All of the data must be printed exactly; please include every line.

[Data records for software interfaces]
_ _ _ _

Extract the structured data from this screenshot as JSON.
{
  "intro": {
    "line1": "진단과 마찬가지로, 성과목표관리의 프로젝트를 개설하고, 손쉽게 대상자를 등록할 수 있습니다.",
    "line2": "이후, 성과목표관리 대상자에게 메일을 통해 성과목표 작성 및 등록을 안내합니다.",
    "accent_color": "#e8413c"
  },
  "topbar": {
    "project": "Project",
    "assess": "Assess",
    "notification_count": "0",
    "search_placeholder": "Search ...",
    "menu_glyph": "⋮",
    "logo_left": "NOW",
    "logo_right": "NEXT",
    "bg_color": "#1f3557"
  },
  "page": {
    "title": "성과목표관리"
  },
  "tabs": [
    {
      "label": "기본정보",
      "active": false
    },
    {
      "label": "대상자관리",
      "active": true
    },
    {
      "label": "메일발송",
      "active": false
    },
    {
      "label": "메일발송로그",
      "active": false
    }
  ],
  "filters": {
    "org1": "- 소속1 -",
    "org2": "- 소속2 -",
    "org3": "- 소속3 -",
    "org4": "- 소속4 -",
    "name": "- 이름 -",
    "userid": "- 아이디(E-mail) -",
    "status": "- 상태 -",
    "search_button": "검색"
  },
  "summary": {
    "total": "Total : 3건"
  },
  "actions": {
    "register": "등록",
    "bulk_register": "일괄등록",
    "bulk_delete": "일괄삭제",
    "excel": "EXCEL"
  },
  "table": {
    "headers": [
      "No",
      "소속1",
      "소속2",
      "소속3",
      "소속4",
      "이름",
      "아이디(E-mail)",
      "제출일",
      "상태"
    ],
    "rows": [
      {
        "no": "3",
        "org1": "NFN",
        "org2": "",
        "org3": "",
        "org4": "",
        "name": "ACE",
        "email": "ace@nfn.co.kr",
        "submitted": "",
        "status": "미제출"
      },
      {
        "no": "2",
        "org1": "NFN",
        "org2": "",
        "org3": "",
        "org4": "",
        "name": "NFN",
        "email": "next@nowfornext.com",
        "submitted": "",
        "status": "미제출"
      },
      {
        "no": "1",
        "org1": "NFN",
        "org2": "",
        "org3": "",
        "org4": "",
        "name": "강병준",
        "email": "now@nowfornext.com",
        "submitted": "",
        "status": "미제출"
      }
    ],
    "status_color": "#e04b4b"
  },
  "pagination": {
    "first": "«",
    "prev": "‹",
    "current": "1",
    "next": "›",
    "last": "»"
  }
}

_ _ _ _

Solved problem:
Extract the structured data from this screenshot as JSON.
{
  "intro": {
    "line1": "진단과 마찬가지로, 성과목표관리의 프로젝트를 개설하고, 손쉽게 대상자를 등록할 수 있습니다.",
    "line2": "이후, 성과목표관리 대상자에게 메일을 통해 성과목표 작성 및 등록을 안내합니다.",
    "accent_color": "#e8413c"
  },
  "topbar": {
    "project": "Project",
    "assess": "Assess",
    "notification_count": "0",
    "search_placeholder": "Search ...",
    "menu_glyph": "⋮",
    "logo_left": "NOW",
    "logo_right": "NEXT",
    "bg_color": "#1f3557"
  },
  "page": {
    "title": "성과목표관리"
  },
  "tabs": [
    {
      "label": "기본정보",
      "active": false
    },
    {
      "label": "대상자관리",
      "active": true
    },
    {
      "label": "메일발송",
      "active": false
    },
    {
      "label": "메일발송로그",
      "active": false
    }
  ],
  "filters": {
    "org1": "- 소속1 -",
    "org2": "- 소속2 -",
    "org3": "- 소속3 -",
    "org4": "- 소속4 -",
    "name": "- 이름 -",
    "userid": "- 아이디(E-mail) -",
    "status": "- 상태 -",
    "search_button": "검색"
  },
  "summary": {
    "total": "Total : 3건"
  },
  "actions": {
    "register": "등록",
    "bulk_register": "일괄등록",
    "bulk_delete": "일괄삭제",
    "excel": "EXCEL"
  },
  "table": {
    "headers": [
      "No",
      "소속1",
      "소속2",
      "소속3",
      "소속4",
      "이름",
      "아이디(E-mail)",
      "제출일",
      "상태"
    ],
    "rows": [
      {
        "no": "3",
        "org1": "NFN",
        "org2": "",
        "org3": "",
        "org4": "",
        "name": "ACE",
        "email": "ace@nfn.co.kr",
        "submitted": "",
        "status": "미제출"
      },
      {
        "no": "2",
        "org1": "NFN",
        "org2": "",
        "org3": "",
        "org4": "",
        "name": "NFN",
        "email": "next@nowfornext.com",
        "submitted": "",
        "status": "미제출"
      },
      {
        "no": "1",
        "org1": "NFN",
        "org2": "",
        "org3": "",
        "org4": "",
        "name": "강병준",
        "email": "now@nowfornext.com",
        "submitted": "",
        "status": "미제출"
      }
    ],
    "status_color": "#e04b4b"
  },
  "pagination": {
    "first": "«",
    "prev": "‹",
    "current": "1",
    "next": "›",
    "last": "»"
  }
}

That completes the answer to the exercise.